(Dataset rows for apps and sites)
- - -

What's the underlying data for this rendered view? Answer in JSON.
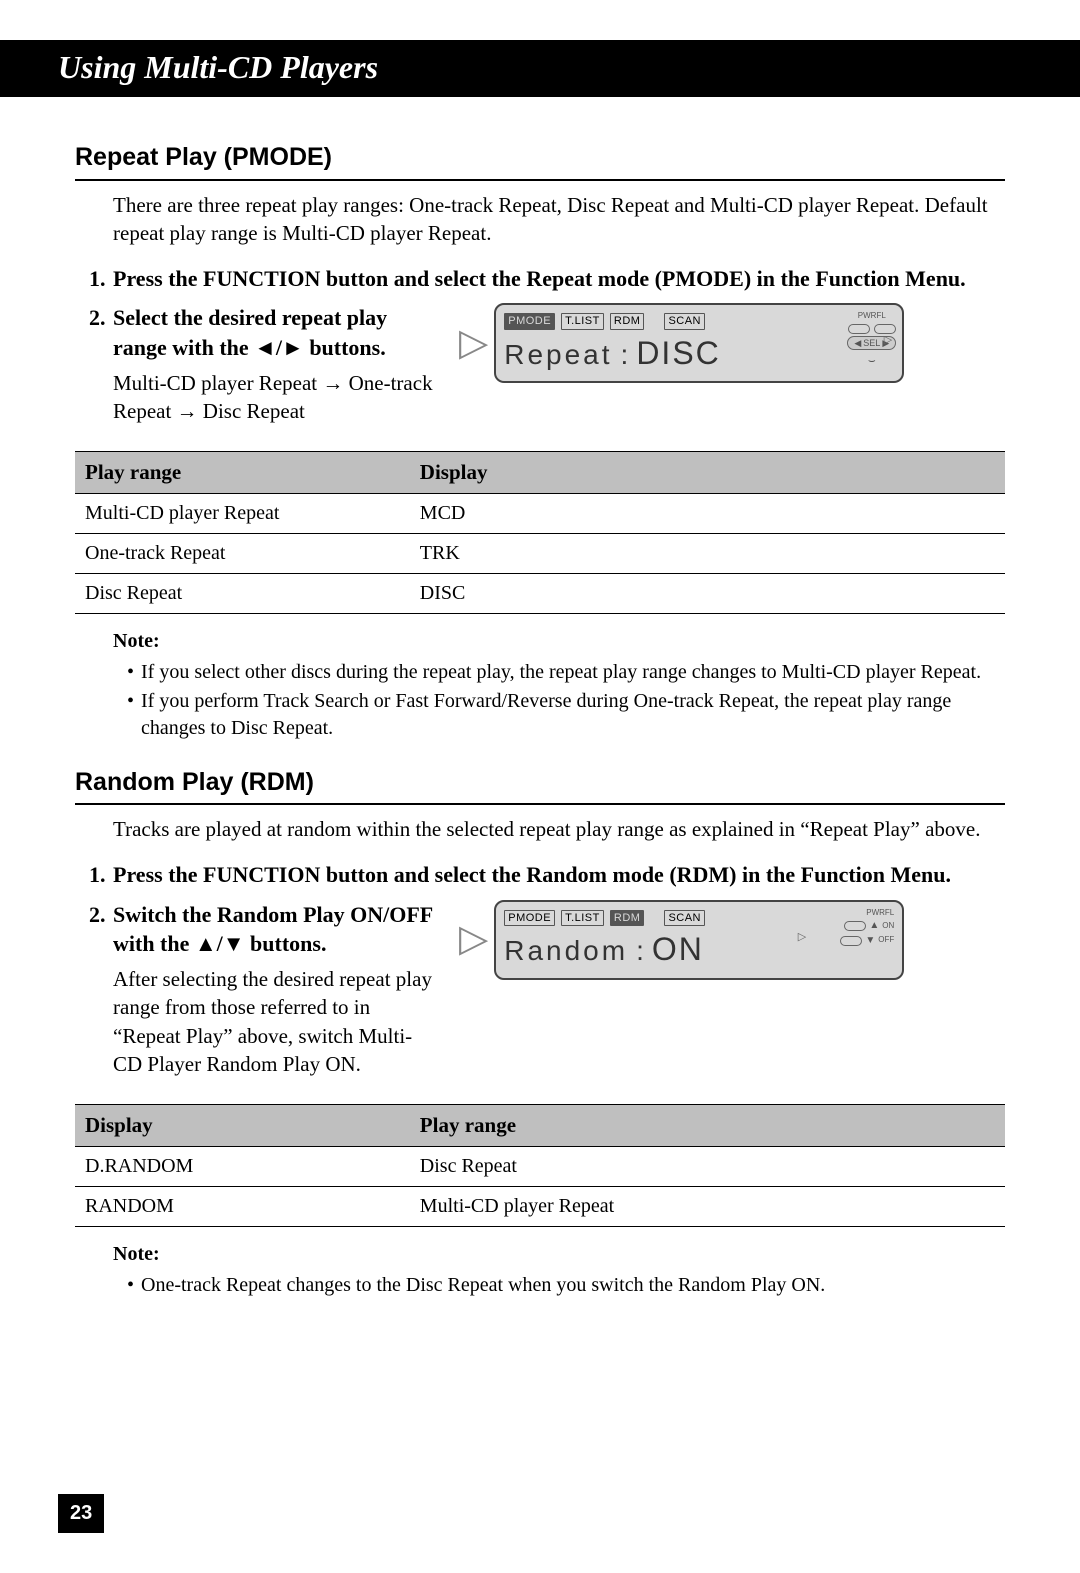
{
  "header_title": "Using Multi-CD Players",
  "section1": {
    "heading": "Repeat Play (PMODE)",
    "intro": "There are three repeat play ranges: One-track Repeat, Disc Repeat and Multi-CD player Repeat. Default repeat play range is Multi-CD player Repeat.",
    "step1": "Press the FUNCTION button and select the Repeat mode (PMODE) in the Function Menu.",
    "step2_head": "Select the desired repeat play range with the ◄/► buttons.",
    "step2_body": "Multi-CD player Repeat → One-track Repeat → Disc Repeat",
    "lcd": {
      "chips": [
        "PMODE",
        "T.LIST",
        "RDM",
        "SCAN"
      ],
      "label": "Repeat",
      "value": "DISC",
      "pwrfl": "PWRFL",
      "sel": "SEL"
    },
    "table": {
      "headers": [
        "Play range",
        "Display"
      ],
      "rows": [
        [
          "Multi-CD player Repeat",
          "MCD"
        ],
        [
          "One-track Repeat",
          "TRK"
        ],
        [
          "Disc Repeat",
          "DISC"
        ]
      ]
    },
    "note_label": "Note:",
    "notes": [
      "If you select other discs during the repeat play, the repeat play range changes to Multi-CD player Repeat.",
      "If you perform Track Search or Fast Forward/Reverse during One-track Repeat, the repeat play range changes to Disc Repeat."
    ]
  },
  "section2": {
    "heading": "Random Play (RDM)",
    "intro": "Tracks are played at random within the selected repeat play range as explained in “Repeat Play” above.",
    "step1": "Press the FUNCTION button and select the Random mode (RDM) in the Function Menu.",
    "step2_head": "Switch the Random Play ON/OFF with the ▲/▼ buttons.",
    "step2_body": "After selecting the desired repeat play range from those referred to in “Repeat Play” above, switch Multi-CD Player Random Play ON.",
    "lcd": {
      "chips": [
        "PMODE",
        "T.LIST",
        "RDM",
        "SCAN"
      ],
      "label": "Random",
      "value": "ON",
      "pwrfl": "PWRFL",
      "on": "ON",
      "off": "OFF"
    },
    "table": {
      "headers": [
        "Display",
        "Play range"
      ],
      "rows": [
        [
          "D.RANDOM",
          "Disc Repeat"
        ],
        [
          "RANDOM",
          "Multi-CD player Repeat"
        ]
      ]
    },
    "note_label": "Note:",
    "notes": [
      "One-track Repeat changes to the Disc Repeat when you switch the Random Play ON."
    ]
  },
  "page_number": "23"
}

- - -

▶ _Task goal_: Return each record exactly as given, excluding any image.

▶ _Answer box_:
What's the underlying data for this rendered view? Answer in JSON.
{
  "header_title": "Using Multi-CD Players",
  "section1": {
    "heading": "Repeat Play (PMODE)",
    "intro": "There are three repeat play ranges: One-track Repeat, Disc Repeat and Multi-CD player Repeat. Default repeat play range is Multi-CD player Repeat.",
    "step1": "Press the FUNCTION button and select the Repeat mode (PMODE) in the Function Menu.",
    "step2_head": "Select the desired repeat play range with the ◄/► buttons.",
    "step2_body": "Multi-CD player Repeat → One-track Repeat → Disc Repeat",
    "lcd": {
      "chips": [
        "PMODE",
        "T.LIST",
        "RDM",
        "SCAN"
      ],
      "label": "Repeat",
      "value": "DISC",
      "pwrfl": "PWRFL",
      "sel": "SEL"
    },
    "table": {
      "headers": [
        "Play range",
        "Display"
      ],
      "rows": [
        [
          "Multi-CD player Repeat",
          "MCD"
        ],
        [
          "One-track Repeat",
          "TRK"
        ],
        [
          "Disc Repeat",
          "DISC"
        ]
      ]
    },
    "note_label": "Note:",
    "notes": [
      "If you select other discs during the repeat play, the repeat play range changes to Multi-CD player Repeat.",
      "If you perform Track Search or Fast Forward/Reverse during One-track Repeat, the repeat play range changes to Disc Repeat."
    ]
  },
  "section2": {
    "heading": "Random Play (RDM)",
    "intro": "Tracks are played at random within the selected repeat play range as explained in “Repeat Play” above.",
    "step1": "Press the FUNCTION button and select the Random mode (RDM) in the Function Menu.",
    "step2_head": "Switch the Random Play ON/OFF with the ▲/▼ buttons.",
    "step2_body": "After selecting the desired repeat play range from those referred to in “Repeat Play” above, switch Multi-CD Player Random Play ON.",
    "lcd": {
      "chips": [
        "PMODE",
        "T.LIST",
        "RDM",
        "SCAN"
      ],
      "label": "Random",
      "value": "ON",
      "pwrfl": "PWRFL",
      "on": "ON",
      "off": "OFF"
    },
    "table": {
      "headers": [
        "Display",
        "Play range"
      ],
      "rows": [
        [
          "D.RANDOM",
          "Disc Repeat"
        ],
        [
          "RANDOM",
          "Multi-CD player Repeat"
        ]
      ]
    },
    "note_label": "Note:",
    "notes": [
      "One-track Repeat changes to the Disc Repeat when you switch the Random Play ON."
    ]
  },
  "page_number": "23"
}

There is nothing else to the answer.